Provided information section start
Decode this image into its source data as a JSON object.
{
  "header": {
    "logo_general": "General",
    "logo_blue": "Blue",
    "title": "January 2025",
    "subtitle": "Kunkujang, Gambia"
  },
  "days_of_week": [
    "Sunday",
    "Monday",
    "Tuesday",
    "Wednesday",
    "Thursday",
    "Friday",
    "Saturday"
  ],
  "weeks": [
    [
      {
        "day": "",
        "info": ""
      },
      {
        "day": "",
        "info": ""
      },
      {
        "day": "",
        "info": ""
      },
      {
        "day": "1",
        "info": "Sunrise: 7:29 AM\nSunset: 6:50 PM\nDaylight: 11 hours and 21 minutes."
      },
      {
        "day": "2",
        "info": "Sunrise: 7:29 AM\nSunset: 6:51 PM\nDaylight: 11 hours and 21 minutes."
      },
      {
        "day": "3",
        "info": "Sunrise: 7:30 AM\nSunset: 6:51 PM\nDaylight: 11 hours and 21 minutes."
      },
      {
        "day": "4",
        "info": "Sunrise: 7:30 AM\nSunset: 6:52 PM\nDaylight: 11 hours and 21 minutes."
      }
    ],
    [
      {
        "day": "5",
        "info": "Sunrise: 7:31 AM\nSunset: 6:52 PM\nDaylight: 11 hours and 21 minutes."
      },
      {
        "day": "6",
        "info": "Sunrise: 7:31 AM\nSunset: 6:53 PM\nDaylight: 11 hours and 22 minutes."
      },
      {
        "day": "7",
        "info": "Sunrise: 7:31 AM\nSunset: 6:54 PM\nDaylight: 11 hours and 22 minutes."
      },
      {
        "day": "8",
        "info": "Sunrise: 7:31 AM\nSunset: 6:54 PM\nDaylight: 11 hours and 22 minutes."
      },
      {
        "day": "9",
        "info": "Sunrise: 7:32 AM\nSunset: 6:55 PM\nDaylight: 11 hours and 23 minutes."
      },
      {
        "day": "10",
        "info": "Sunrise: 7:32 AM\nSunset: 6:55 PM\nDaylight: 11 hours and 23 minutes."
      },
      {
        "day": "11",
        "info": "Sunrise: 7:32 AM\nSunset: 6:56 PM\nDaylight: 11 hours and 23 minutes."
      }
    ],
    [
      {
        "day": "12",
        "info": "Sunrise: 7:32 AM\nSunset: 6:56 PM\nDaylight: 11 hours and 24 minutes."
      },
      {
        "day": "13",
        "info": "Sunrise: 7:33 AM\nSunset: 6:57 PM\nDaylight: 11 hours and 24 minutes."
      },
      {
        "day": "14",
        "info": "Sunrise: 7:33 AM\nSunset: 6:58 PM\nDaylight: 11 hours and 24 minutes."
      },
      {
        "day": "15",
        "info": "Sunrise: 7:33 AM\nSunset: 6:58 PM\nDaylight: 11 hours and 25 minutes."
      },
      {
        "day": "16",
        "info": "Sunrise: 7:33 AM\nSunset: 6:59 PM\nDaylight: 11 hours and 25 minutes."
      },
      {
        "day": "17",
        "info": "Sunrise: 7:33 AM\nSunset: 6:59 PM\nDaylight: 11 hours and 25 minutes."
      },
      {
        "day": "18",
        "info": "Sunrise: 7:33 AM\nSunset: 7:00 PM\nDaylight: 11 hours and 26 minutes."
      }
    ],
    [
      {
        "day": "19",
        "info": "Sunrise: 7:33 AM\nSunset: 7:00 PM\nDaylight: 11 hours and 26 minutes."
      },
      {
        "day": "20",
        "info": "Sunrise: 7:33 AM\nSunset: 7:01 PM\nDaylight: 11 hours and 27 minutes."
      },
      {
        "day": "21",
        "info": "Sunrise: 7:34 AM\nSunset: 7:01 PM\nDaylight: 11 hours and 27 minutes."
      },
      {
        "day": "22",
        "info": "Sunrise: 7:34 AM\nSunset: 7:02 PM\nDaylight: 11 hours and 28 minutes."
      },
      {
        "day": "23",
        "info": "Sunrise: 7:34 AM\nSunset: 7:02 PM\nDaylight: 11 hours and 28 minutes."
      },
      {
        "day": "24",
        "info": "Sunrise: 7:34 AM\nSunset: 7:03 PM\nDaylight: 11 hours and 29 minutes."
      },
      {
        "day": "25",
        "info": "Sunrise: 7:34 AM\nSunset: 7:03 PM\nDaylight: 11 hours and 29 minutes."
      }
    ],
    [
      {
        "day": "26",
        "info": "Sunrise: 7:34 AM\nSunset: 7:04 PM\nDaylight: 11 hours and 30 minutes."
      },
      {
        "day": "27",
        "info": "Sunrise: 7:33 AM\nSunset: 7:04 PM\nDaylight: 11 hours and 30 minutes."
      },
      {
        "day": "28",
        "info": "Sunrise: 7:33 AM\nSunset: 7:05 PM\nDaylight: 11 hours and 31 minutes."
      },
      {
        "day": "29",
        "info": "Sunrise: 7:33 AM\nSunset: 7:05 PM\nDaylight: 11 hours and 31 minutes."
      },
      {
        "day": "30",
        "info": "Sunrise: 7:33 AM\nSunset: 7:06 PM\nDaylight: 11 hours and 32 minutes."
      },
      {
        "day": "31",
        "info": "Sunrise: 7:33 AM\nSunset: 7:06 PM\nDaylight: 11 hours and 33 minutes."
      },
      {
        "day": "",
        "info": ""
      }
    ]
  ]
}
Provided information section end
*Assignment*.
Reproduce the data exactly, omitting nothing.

*Result of this task*.
Decode this image into its source data as a JSON object.
{
  "header": {
    "logo_general": "General",
    "logo_blue": "Blue",
    "title": "January 2025",
    "subtitle": "Kunkujang, Gambia"
  },
  "days_of_week": [
    "Sunday",
    "Monday",
    "Tuesday",
    "Wednesday",
    "Thursday",
    "Friday",
    "Saturday"
  ],
  "weeks": [
    [
      {
        "day": "",
        "info": ""
      },
      {
        "day": "",
        "info": ""
      },
      {
        "day": "",
        "info": ""
      },
      {
        "day": "1",
        "info": "Sunrise: 7:29 AM\nSunset: 6:50 PM\nDaylight: 11 hours and 21 minutes."
      },
      {
        "day": "2",
        "info": "Sunrise: 7:29 AM\nSunset: 6:51 PM\nDaylight: 11 hours and 21 minutes."
      },
      {
        "day": "3",
        "info": "Sunrise: 7:30 AM\nSunset: 6:51 PM\nDaylight: 11 hours and 21 minutes."
      },
      {
        "day": "4",
        "info": "Sunrise: 7:30 AM\nSunset: 6:52 PM\nDaylight: 11 hours and 21 minutes."
      }
    ],
    [
      {
        "day": "5",
        "info": "Sunrise: 7:31 AM\nSunset: 6:52 PM\nDaylight: 11 hours and 21 minutes."
      },
      {
        "day": "6",
        "info": "Sunrise: 7:31 AM\nSunset: 6:53 PM\nDaylight: 11 hours and 22 minutes."
      },
      {
        "day": "7",
        "info": "Sunrise: 7:31 AM\nSunset: 6:54 PM\nDaylight: 11 hours and 22 minutes."
      },
      {
        "day": "8",
        "info": "Sunrise: 7:31 AM\nSunset: 6:54 PM\nDaylight: 11 hours and 22 minutes."
      },
      {
        "day": "9",
        "info": "Sunrise: 7:32 AM\nSunset: 6:55 PM\nDaylight: 11 hours and 23 minutes."
      },
      {
        "day": "10",
        "info": "Sunrise: 7:32 AM\nSunset: 6:55 PM\nDaylight: 11 hours and 23 minutes."
      },
      {
        "day": "11",
        "info": "Sunrise: 7:32 AM\nSunset: 6:56 PM\nDaylight: 11 hours and 23 minutes."
      }
    ],
    [
      {
        "day": "12",
        "info": "Sunrise: 7:32 AM\nSunset: 6:56 PM\nDaylight: 11 hours and 24 minutes."
      },
      {
        "day": "13",
        "info": "Sunrise: 7:33 AM\nSunset: 6:57 PM\nDaylight: 11 hours and 24 minutes."
      },
      {
        "day": "14",
        "info": "Sunrise: 7:33 AM\nSunset: 6:58 PM\nDaylight: 11 hours and 24 minutes."
      },
      {
        "day": "15",
        "info": "Sunrise: 7:33 AM\nSunset: 6:58 PM\nDaylight: 11 hours and 25 minutes."
      },
      {
        "day": "16",
        "info": "Sunrise: 7:33 AM\nSunset: 6:59 PM\nDaylight: 11 hours and 25 minutes."
      },
      {
        "day": "17",
        "info": "Sunrise: 7:33 AM\nSunset: 6:59 PM\nDaylight: 11 hours and 25 minutes."
      },
      {
        "day": "18",
        "info": "Sunrise: 7:33 AM\nSunset: 7:00 PM\nDaylight: 11 hours and 26 minutes."
      }
    ],
    [
      {
        "day": "19",
        "info": "Sunrise: 7:33 AM\nSunset: 7:00 PM\nDaylight: 11 hours and 26 minutes."
      },
      {
        "day": "20",
        "info": "Sunrise: 7:33 AM\nSunset: 7:01 PM\nDaylight: 11 hours and 27 minutes."
      },
      {
        "day": "21",
        "info": "Sunrise: 7:34 AM\nSunset: 7:01 PM\nDaylight: 11 hours and 27 minutes."
      },
      {
        "day": "22",
        "info": "Sunrise: 7:34 AM\nSunset: 7:02 PM\nDaylight: 11 hours and 28 minutes."
      },
      {
        "day": "23",
        "info": "Sunrise: 7:34 AM\nSunset: 7:02 PM\nDaylight: 11 hours and 28 minutes."
      },
      {
        "day": "24",
        "info": "Sunrise: 7:34 AM\nSunset: 7:03 PM\nDaylight: 11 hours and 29 minutes."
      },
      {
        "day": "25",
        "info": "Sunrise: 7:34 AM\nSunset: 7:03 PM\nDaylight: 11 hours and 29 minutes."
      }
    ],
    [
      {
        "day": "26",
        "info": "Sunrise: 7:34 AM\nSunset: 7:04 PM\nDaylight: 11 hours and 30 minutes."
      },
      {
        "day": "27",
        "info": "Sunrise: 7:33 AM\nSunset: 7:04 PM\nDaylight: 11 hours and 30 minutes."
      },
      {
        "day": "28",
        "info": "Sunrise: 7:33 AM\nSunset: 7:05 PM\nDaylight: 11 hours and 31 minutes."
      },
      {
        "day": "29",
        "info": "Sunrise: 7:33 AM\nSunset: 7:05 PM\nDaylight: 11 hours and 31 minutes."
      },
      {
        "day": "30",
        "info": "Sunrise: 7:33 AM\nSunset: 7:06 PM\nDaylight: 11 hours and 32 minutes."
      },
      {
        "day": "31",
        "info": "Sunrise: 7:33 AM\nSunset: 7:06 PM\nDaylight: 11 hours and 33 minutes."
      },
      {
        "day": "",
        "info": ""
      }
    ]
  ]
}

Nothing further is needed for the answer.